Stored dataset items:
● ● ● ● ● ● ●

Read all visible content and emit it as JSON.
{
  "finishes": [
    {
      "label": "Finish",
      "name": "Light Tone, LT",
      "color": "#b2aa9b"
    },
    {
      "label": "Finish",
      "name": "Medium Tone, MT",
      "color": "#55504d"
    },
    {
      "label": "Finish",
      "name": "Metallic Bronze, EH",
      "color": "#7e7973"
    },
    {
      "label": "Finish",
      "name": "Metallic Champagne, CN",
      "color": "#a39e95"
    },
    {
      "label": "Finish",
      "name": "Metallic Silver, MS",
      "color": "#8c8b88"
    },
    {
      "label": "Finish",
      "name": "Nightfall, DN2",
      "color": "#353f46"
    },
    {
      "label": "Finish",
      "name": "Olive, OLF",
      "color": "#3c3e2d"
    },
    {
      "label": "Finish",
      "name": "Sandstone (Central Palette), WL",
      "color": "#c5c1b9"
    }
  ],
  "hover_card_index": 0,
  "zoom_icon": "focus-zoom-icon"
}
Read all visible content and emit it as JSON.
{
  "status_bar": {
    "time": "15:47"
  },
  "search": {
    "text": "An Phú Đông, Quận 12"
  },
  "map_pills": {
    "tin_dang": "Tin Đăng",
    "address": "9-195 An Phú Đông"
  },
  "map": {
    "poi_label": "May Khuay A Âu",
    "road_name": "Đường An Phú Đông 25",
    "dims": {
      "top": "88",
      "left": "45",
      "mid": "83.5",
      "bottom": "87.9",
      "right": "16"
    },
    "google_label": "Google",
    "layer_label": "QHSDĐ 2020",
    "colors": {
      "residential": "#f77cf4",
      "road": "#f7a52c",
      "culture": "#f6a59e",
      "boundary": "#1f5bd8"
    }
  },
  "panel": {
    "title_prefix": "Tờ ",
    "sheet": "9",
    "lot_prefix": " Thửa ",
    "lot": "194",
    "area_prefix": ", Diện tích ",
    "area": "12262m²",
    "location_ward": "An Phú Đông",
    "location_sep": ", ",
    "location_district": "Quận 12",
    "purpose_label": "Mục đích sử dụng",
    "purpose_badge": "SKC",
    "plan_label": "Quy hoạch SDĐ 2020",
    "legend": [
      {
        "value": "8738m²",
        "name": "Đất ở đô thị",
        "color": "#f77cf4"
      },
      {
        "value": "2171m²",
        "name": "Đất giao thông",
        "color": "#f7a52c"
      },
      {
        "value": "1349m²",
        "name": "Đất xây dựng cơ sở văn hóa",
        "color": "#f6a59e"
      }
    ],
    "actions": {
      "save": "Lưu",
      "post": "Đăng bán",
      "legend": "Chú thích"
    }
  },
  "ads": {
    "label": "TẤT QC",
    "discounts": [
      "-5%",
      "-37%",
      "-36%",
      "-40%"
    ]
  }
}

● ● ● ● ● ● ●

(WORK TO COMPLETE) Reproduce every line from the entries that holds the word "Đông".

(WRITTEN RESPONSE)
    "text": "An Phú Đông, Quận 12"
    "address": "9-195 An Phú Đông"
    "road_name": "Đường An Phú Đông 25",
    "location_ward": "An Phú Đông",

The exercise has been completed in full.